Indian Railways goes innovative for safety! In an endeavour to provide safe passenger services, Indian Railways is likely to complete the first phase of detecting defects in wheels and bearings of coaches, locomotives and wagons by this year. This means that the defects or faults in bearings and wheels of the coaches will be detected sooner, leading to safe passenger services. This move of shifting from the manual inspection to machine-assisted automatic identification of the defects will help in meeting the challenges in providing efficient, safe and economical services, according to the Railway Ministry.
For the automating inspection, the national transporter is adopting the online monitoring of rolling stock (OMRS) system. Under this, the rail bearing acoustic monitors, acoustic bearing detectors, wheel condition monitors as well as wheel impact load detectors will be utilized in order to detect the faults in bearings and wheels of the rolling assets, according to a PTI report. Rolling stock in Indian Railways refers to the locomotives, railroad cars, coaches and the wagons.
The first phase of installing 25 OMRS systems at 20 locations is currently in progress. These 20 locations where the OMRS will be installed were identified by a high-level multi-disciplinary committee of the Railway Board. According to a statement by the Railway Board, till now, six OMRS systems have been installed and 10 more systems will be installed in the current fiscal year. This process is likely to be completed in the present calendar year of 2020.
The objective is to achieve a machine-assisted automatic identification of defects in rolling stock before any catastrophic failure happens in operations. The automating inspection will lead to “time-based maintenance” and “condition-based predictive maintenance”, increasing reliability and also the availability of the rolling assets. The inspection of the rolling stock has largely been manual and the personnel carrying it out rely on their judgement. Also, the inspections were being conducted when locomotives and trains were stationary or moving slowly. Up to the month of June 2019, the bearing faults were detected in 33 wagons, six coaches and one locomotive. In seven of the coaches, the faults were in their wheels.

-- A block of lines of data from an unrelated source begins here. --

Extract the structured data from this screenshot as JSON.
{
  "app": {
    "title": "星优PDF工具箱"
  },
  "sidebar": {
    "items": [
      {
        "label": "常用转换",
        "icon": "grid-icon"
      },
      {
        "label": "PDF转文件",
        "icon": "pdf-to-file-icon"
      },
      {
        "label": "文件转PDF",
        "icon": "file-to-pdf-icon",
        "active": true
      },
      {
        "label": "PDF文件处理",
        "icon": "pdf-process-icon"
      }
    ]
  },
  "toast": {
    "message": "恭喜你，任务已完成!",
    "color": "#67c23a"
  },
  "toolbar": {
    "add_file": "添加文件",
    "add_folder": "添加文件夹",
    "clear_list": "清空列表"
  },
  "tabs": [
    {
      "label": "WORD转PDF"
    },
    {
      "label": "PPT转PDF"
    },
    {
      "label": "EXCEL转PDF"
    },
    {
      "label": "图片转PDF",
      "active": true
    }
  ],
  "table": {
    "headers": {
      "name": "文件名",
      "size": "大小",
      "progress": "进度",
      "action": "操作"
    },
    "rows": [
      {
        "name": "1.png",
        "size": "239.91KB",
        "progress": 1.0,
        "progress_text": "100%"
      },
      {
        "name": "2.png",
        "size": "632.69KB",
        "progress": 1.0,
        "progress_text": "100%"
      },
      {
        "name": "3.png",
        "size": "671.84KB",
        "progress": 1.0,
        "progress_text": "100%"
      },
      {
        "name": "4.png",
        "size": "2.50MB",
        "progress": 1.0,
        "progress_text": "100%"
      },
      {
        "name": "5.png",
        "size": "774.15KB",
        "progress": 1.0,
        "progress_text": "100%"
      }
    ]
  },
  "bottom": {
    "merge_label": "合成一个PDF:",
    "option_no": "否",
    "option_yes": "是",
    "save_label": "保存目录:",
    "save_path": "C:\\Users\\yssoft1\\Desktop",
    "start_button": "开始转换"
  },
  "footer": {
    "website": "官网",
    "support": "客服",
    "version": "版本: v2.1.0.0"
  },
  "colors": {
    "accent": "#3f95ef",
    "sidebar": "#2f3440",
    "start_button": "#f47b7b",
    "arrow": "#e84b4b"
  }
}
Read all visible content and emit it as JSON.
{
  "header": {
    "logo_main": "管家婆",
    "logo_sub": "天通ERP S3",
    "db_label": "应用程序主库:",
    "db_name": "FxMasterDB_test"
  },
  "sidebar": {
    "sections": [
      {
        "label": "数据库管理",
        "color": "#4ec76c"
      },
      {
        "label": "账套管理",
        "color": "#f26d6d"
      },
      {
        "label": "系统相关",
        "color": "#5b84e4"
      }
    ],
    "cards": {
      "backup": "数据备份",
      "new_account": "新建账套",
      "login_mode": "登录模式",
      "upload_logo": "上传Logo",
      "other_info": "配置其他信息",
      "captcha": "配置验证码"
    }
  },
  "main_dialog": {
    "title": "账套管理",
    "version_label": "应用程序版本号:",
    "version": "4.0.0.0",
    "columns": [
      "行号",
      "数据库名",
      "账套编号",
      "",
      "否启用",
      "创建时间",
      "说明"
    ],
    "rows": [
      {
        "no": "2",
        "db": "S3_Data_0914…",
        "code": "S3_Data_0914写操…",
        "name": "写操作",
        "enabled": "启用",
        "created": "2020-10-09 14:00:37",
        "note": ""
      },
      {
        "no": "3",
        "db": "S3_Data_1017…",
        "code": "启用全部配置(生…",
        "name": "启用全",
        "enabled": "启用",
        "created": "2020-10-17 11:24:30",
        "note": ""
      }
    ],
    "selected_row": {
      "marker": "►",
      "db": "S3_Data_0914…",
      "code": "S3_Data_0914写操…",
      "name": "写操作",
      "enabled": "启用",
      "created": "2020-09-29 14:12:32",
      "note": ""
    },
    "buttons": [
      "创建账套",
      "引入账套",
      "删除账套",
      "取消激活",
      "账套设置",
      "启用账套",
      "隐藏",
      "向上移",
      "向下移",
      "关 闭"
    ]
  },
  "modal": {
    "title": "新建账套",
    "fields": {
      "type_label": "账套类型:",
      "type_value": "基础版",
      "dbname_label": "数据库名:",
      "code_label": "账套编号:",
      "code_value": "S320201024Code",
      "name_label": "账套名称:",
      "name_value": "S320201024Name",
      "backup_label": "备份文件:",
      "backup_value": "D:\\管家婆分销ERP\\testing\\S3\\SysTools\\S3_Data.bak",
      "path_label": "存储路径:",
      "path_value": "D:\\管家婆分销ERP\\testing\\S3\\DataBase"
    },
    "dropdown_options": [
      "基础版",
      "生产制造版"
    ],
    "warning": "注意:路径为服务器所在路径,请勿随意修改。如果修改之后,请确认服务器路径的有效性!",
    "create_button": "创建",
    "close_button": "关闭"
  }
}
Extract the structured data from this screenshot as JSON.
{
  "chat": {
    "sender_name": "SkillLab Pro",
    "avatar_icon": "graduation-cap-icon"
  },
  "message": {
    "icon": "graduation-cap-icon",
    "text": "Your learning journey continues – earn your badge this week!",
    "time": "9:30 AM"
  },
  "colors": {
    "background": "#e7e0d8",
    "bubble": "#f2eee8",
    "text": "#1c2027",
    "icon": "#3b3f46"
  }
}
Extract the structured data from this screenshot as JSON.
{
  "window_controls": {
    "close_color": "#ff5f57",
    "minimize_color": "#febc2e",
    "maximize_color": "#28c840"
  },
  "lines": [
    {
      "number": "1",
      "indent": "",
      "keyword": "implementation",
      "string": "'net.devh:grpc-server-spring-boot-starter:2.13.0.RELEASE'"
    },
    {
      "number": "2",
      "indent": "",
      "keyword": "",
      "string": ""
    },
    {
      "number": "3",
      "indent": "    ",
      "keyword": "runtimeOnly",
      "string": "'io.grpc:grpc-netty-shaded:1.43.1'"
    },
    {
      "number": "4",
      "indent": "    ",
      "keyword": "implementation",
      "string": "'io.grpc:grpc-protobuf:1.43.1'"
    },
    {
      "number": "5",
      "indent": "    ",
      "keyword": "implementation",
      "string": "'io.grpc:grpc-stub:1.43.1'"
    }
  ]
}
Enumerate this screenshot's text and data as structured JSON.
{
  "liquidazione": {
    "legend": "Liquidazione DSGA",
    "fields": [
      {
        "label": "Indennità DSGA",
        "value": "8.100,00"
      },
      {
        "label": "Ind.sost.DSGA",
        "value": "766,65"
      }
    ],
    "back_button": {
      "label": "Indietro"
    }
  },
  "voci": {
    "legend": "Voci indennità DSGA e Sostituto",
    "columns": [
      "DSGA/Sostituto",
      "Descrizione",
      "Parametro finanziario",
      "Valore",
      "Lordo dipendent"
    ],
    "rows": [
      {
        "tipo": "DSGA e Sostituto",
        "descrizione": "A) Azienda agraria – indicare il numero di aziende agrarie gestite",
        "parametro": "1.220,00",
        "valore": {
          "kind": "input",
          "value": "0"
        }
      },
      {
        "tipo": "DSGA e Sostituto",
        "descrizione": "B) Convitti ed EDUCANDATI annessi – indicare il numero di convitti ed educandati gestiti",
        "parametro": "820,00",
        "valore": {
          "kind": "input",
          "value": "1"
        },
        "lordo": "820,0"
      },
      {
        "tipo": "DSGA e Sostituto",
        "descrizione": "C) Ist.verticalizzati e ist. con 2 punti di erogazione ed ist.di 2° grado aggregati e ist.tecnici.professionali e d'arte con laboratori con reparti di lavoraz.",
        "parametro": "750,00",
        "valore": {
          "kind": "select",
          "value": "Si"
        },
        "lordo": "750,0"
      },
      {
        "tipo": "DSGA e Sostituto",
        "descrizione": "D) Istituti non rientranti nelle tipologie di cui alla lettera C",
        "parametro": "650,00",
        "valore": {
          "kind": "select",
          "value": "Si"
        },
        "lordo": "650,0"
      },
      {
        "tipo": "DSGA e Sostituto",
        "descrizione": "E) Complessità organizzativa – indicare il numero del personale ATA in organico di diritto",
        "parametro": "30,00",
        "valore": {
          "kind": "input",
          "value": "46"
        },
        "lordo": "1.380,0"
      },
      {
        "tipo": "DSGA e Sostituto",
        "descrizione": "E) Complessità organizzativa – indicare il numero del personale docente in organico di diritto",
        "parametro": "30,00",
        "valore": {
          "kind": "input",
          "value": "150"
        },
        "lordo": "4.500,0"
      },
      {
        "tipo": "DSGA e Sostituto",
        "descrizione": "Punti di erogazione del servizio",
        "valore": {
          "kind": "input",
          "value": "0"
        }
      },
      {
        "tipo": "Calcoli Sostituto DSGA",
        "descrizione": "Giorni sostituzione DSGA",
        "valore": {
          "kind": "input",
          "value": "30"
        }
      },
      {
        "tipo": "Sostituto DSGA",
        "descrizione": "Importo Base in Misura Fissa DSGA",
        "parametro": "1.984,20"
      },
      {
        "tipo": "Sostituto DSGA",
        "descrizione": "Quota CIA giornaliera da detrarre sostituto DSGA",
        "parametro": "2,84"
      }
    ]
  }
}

Indian Railways stated that the results from deployment of the OMRS system were encouraging, as some of the critical faults which were detected, could have led to accidents. Indian Railways network will go ahead with a greater adoption of track-side-based maintenance systems with the aim of the predictive maintenance. Towards predictive maintenance practices in yards, the Railway Board is looking to convert its freight examination yards into technology driven smart yards for the automatic detection of faults and defects in the wagons.
The very first OMRS system was installed at Panipat in the month of November 2017 and a Central Control Room called the National Command Centre for monitoring the OMRS sites was set up at Delhi in Kishanganj, in the month of March 2018. In order to cope with the present challenges of efficient, safe and economical services, Indian Railways is moving towards adopting the processes of automation and instrumentation in its maintenance practices for detecting the defects and deficiencies in the rolling assets.